The difference between a service mark and a trademark is a matter of semantics. A service mark is a trademark. However, the term “service mark” is used to refer to trademarks for services. The term “trademark” is often used in a broader sense to describe marks used in connection with goods and/or services.
Regardless of whether you are offering goods or services in connection with your trademark, the experienced attorneys of Smith & Hopen can advise you on all things trademark. Contact us for additional information or a free consultation.
A trademark is any distinctive words, designs, logos, and slogans used to identify the origin of a good or service. In some cases, even a particular color, sound, and scent can be trademarked if a certain degree of consumer recognition has been achieved. A trademark is sometimes referred to as a “brand name.”
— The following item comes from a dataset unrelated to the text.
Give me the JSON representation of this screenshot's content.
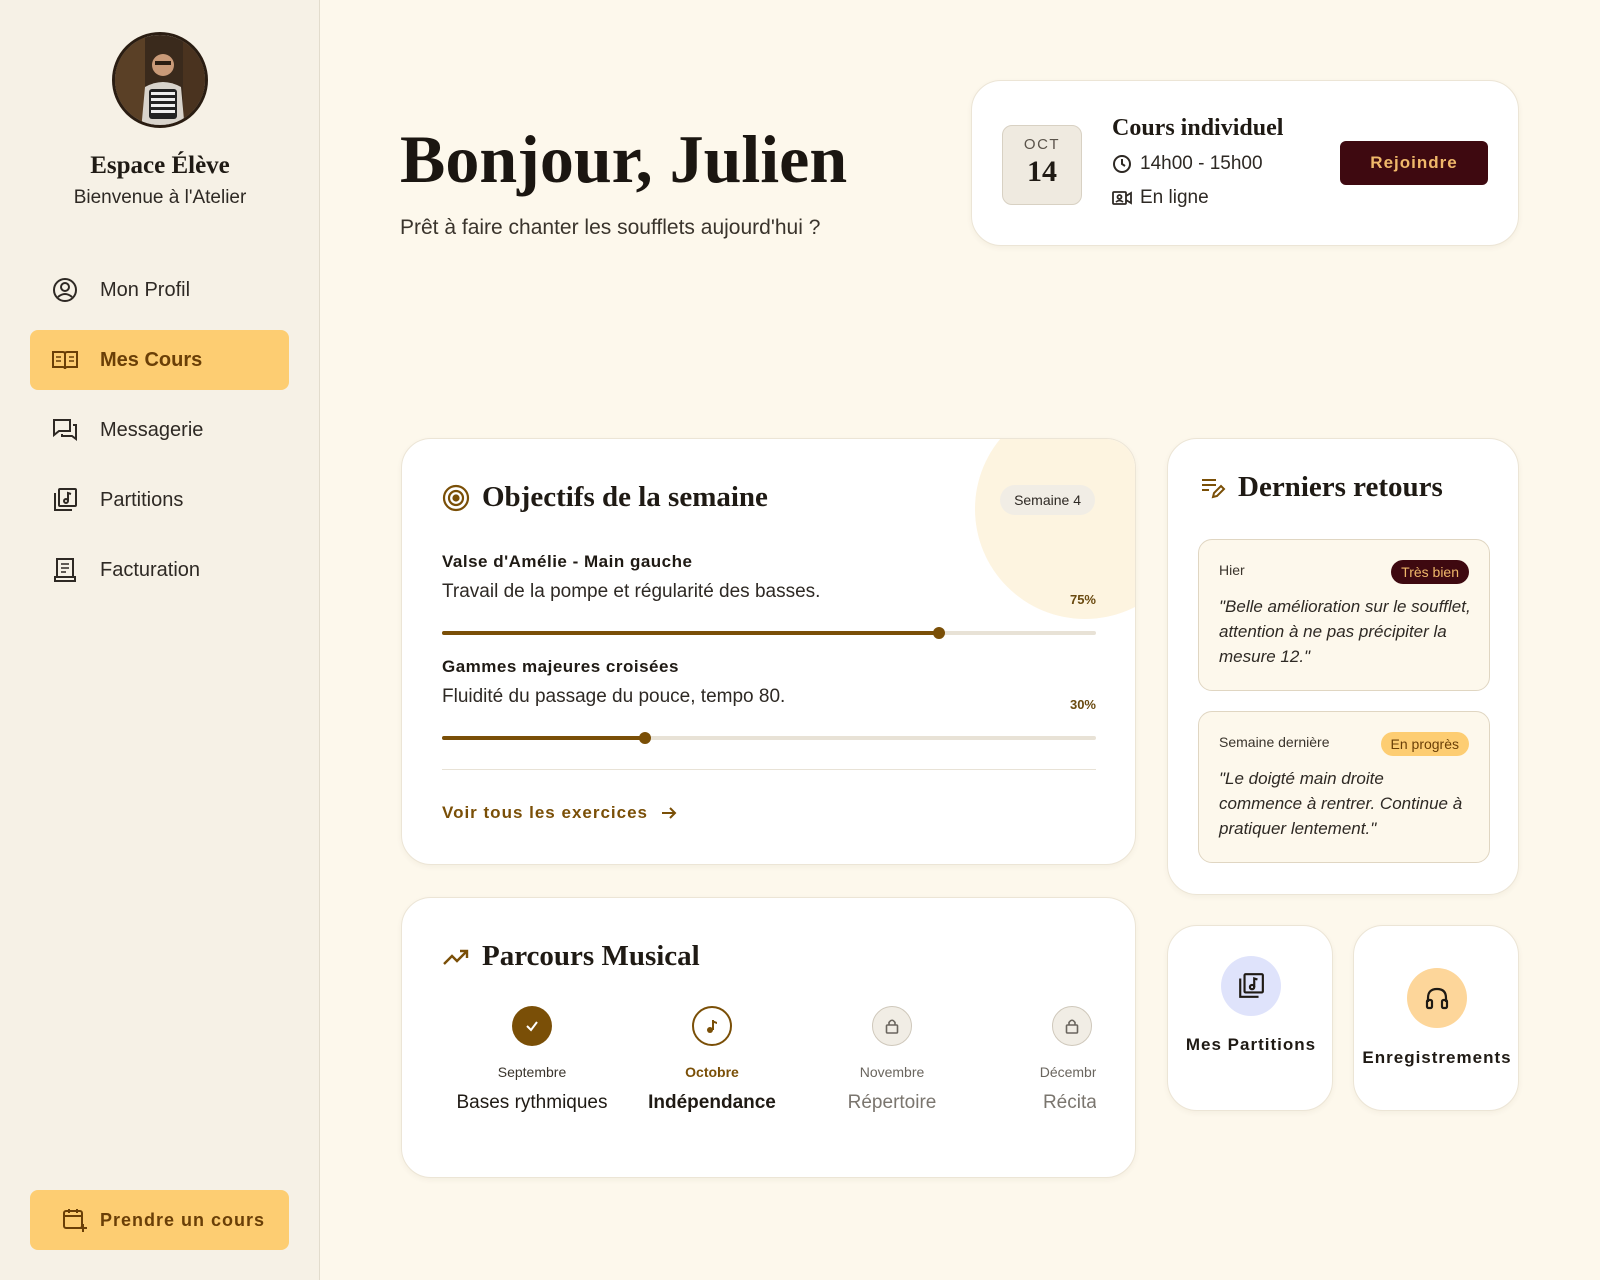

A trademark can be registered with the U.S. Patent and Trademark Office to secure nationwide trademark rights. These nationwide trademark rights prevent others from offering for sale similar goods or services under a similar trademark. Trademark rights, however, will not prevent others from offering for sale similar good or services under a clearly dissimilar trademark. You should consult an experienced trademark attorney to determine if your trademark is available for registration with the U.S. Patent and Trademark Office.
You can trademark your first name. The main purpose of a trademark is to identify a source of goods and/or services. Should you choose, you can use your first name to identify the source of your goods or services.
However, your trademark application could still be denied if it is confusingly similar to a preexisting trademark application or registration. You should consult with a trademark attorney to determine whether your name is available for trademark registration.
Yes, you can trademark a color, but it is challenging and you must prove it has acquired secondary meaning. It cannot be “functional” with respect to the product (e.g., bright orange traffic cones). Some examples include brown for UPS trucks, pink fiberglass for Owens Corning insulation and orange scissor handles.